Today in History, October 16, 1859:
Abolitionist John Brown leads a small group of followers on a raid of the US Army Armory in Harper’s Valley, Virginia. Brown planned to seize the weapons in the armory and start an insurrection. He believed he would be sparking a firestorm of slaves and abolitionists around the country to end slavery.
However local militia grabbed their weapons and responded quickly, surrounding the armory. A contingent of US Marines led by US Army Colonel Robert E. Lee and Lt. JEB Stuart arrived and attacked the armory, killing several of the raiders and arresting a wounded Brown. Brown was hanged on Dec. 2nd of the same year.
It may not have happened as he envisioned, but within months of the raid at Harper’s Ferry, the nation would be in the midst of a Civil War that would result in his goals being achieved.
The men that led the contingent that arrested him would be Confederate leaders. John Brown’s legacy would include an inspirational marching song that would be come immensely popular in the North, entitled “John Brown’s Body”. The ballad would have many versions, but the final song matched to the tune would become “The Battle Hymn of the Republic”.

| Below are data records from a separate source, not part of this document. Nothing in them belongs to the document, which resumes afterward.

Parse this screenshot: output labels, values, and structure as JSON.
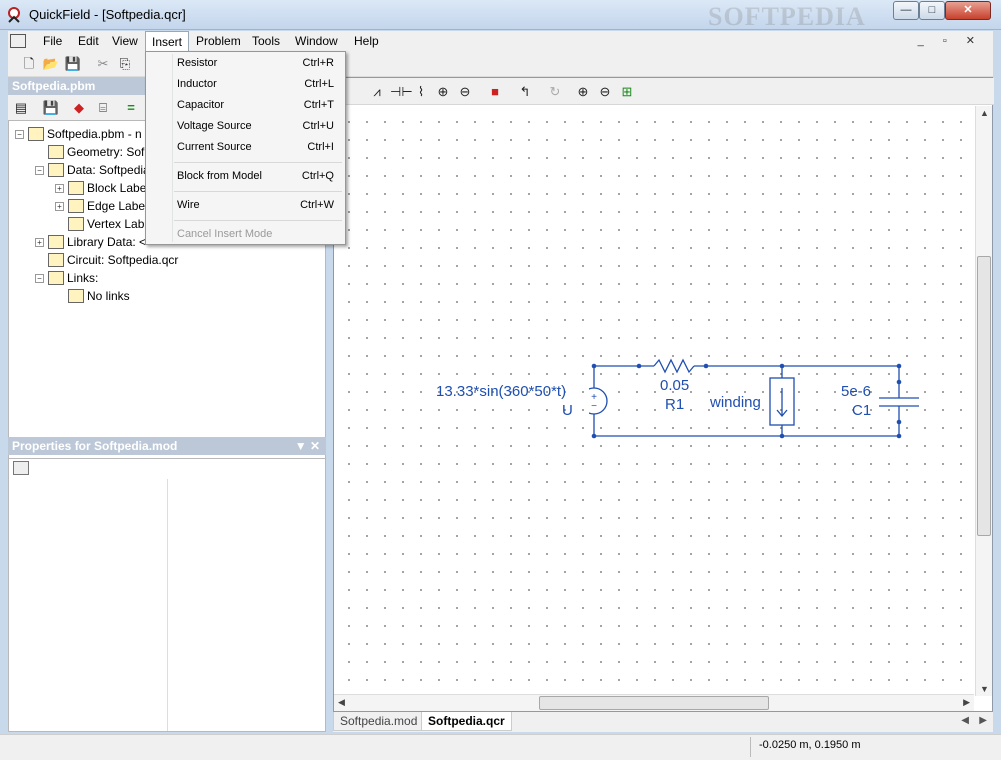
{
  "window": {
    "app_name": "QuickField",
    "title": "QuickField - [Softpedia.qcr]",
    "watermark": "SOFTPEDIA"
  },
  "caption_buttons": {
    "minimize": "—",
    "maximize": "□",
    "close": "✕"
  },
  "menubar": {
    "items": [
      "File",
      "Edit",
      "View",
      "Insert",
      "Problem",
      "Tools",
      "Window",
      "Help"
    ],
    "active": "Insert",
    "mdi_controls": "_ ▫ ✕"
  },
  "insert_menu": {
    "items": [
      {
        "label": "Resistor",
        "shortcut": "Ctrl+R",
        "enabled": true
      },
      {
        "label": "Inductor",
        "shortcut": "Ctrl+L",
        "enabled": true
      },
      {
        "label": "Capacitor",
        "shortcut": "Ctrl+T",
        "enabled": true
      },
      {
        "label": "Voltage Source",
        "shortcut": "Ctrl+U",
        "enabled": true
      },
      {
        "label": "Current Source",
        "shortcut": "Ctrl+I",
        "enabled": true
      },
      {
        "label": "Block from Model",
        "shortcut": "Ctrl+Q",
        "enabled": true
      },
      {
        "label": "Wire",
        "shortcut": "Ctrl+W",
        "enabled": true
      },
      {
        "label": "Cancel Insert Mode",
        "shortcut": "",
        "enabled": false
      }
    ]
  },
  "problem_panel": {
    "title": "Softpedia.pbm",
    "tree": [
      {
        "label": "Softpedia.pbm - n",
        "level": 0,
        "expander": "−"
      },
      {
        "label": "Geometry: Sof",
        "level": 1,
        "expander": ""
      },
      {
        "label": "Data: Softpedia",
        "level": 1,
        "expander": "−"
      },
      {
        "label": "Block Labe",
        "level": 2,
        "expander": "+"
      },
      {
        "label": "Edge Labe",
        "level": 2,
        "expander": "+"
      },
      {
        "label": "Vertex Lab",
        "level": 2,
        "expander": ""
      },
      {
        "label": "Library Data: <",
        "level": 1,
        "expander": "+"
      },
      {
        "label": "Circuit: Softpedia.qcr",
        "level": 1,
        "expander": ""
      },
      {
        "label": "Links:",
        "level": 1,
        "expander": "−"
      },
      {
        "label": "No links",
        "level": 2,
        "expander": ""
      }
    ]
  },
  "properties_panel": {
    "title": "Properties for Softpedia.mod",
    "controls": "▼ ✕"
  },
  "circuit": {
    "source_label": "13.33*sin(360*50*t)",
    "source_name": "U",
    "resistor_value": "0.05",
    "resistor_name": "R1",
    "block_name": "winding",
    "capacitor_value": "5e-6",
    "capacitor_name": "C1"
  },
  "tabs": [
    "Softpedia.mod",
    "Softpedia.qcr"
  ],
  "active_tab": "Softpedia.qcr",
  "status": {
    "coords": "-0.0250 m, 0.1950 m"
  },
  "colors": {
    "circuit": "#1f4fb0",
    "menu_highlight": "#ffffff",
    "titlebar": "#c4d6ec"
  }
}
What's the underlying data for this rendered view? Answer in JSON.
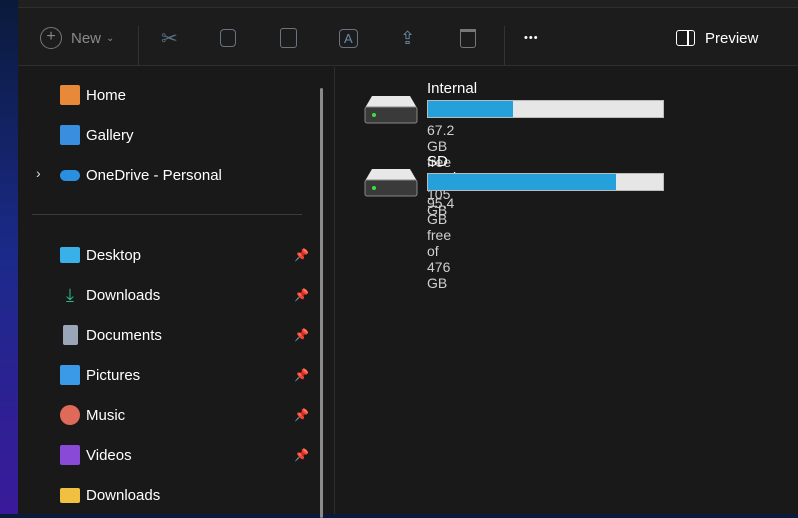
{
  "toolbar": {
    "new_label": "New",
    "preview_label": "Preview",
    "more": "•••"
  },
  "sidebar": {
    "items": [
      {
        "label": "Home",
        "icon": "home-icon",
        "color": "#e8893a"
      },
      {
        "label": "Gallery",
        "icon": "gallery-icon",
        "color": "#3a8ee0"
      },
      {
        "label": "OneDrive - Personal",
        "icon": "onedrive-icon",
        "color": "#2b8fe0"
      },
      {
        "label": "Desktop",
        "icon": "desktop-icon",
        "color": "#3ab0e8",
        "pinned": true
      },
      {
        "label": "Downloads",
        "icon": "download-icon",
        "color": "#2fb884",
        "pinned": true
      },
      {
        "label": "Documents",
        "icon": "documents-icon",
        "color": "#9aa6b8",
        "pinned": true
      },
      {
        "label": "Pictures",
        "icon": "pictures-icon",
        "color": "#3a9ae8",
        "pinned": true
      },
      {
        "label": "Music",
        "icon": "music-icon",
        "color": "#e06a5a",
        "pinned": true
      },
      {
        "label": "Videos",
        "icon": "videos-icon",
        "color": "#8a4ad8",
        "pinned": true
      },
      {
        "label": "Downloads",
        "icon": "folder-icon",
        "color": "#f0c040"
      }
    ]
  },
  "drives": [
    {
      "name": "Internal storage",
      "status": "67.2 GB free of 105 GB",
      "used_percent": 36
    },
    {
      "name": "SD card",
      "status": "95.4 GB free of 476 GB",
      "used_percent": 80
    }
  ]
}
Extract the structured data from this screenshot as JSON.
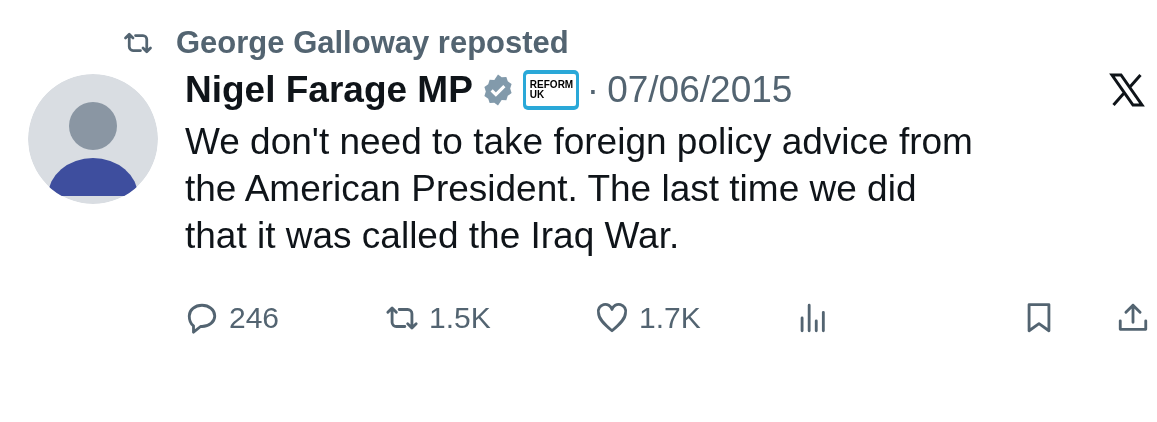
{
  "repost": {
    "text": "George Galloway reposted"
  },
  "author": {
    "name": "Nigel Farage MP",
    "verified": true,
    "affiliate_badge": {
      "line_1": "REFORM",
      "line_2": "UK"
    }
  },
  "separator": "·",
  "date": "07/06/2015",
  "text_lines": [
    "We don't need to take foreign policy advice from",
    "the American President. The last time we did",
    "that it was called the Iraq War."
  ],
  "actions": [
    {
      "kind": "reply",
      "count": "246"
    },
    {
      "kind": "repost",
      "count": "1.5K"
    },
    {
      "kind": "like",
      "count": "1.7K"
    },
    {
      "kind": "views"
    },
    {
      "kind": "bookmark"
    },
    {
      "kind": "share"
    }
  ]
}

Today in History, October 15, 1951:
“I Love Lucy” premieres on CBS. The series, at the beginnings of network television, starred Lucille Ball and her husband Dezi Arnaz among others.
Lucille Ball had been a Hollywood starlet, but quickly displayed her remarkable talent for comedy. The show was a hit and can still be found in syndication.
Today in History, October 15: 1863 –
The first successful (after a fashion) submarine, the CSS Hunley, sinks in Charleston Harbor. It was the second time the sub had sunk. Earlier it had gone down in Mobile Bay, killing two of it’s crew.
It was salvaged and transported to Charleston by train, to be used in an attempt to break the Union blockade of that port. The sub’s creator, Horace Hunley, took her out for a test run with a new crew. In front of onlookers, the sub slipped beneath the waves, and never surfaced. Hunley and 7 crewmembers died.
Nonetheless, the sub was once again salvaged and yet another crew took her out in February of 1864. They placed a torpedo (mine) against the USS Housatonic and backed away; the explosive sank the Union ship. But the Hunley never made it back to port, sinking for the final time, taking another crew with her. She was raised in 2000.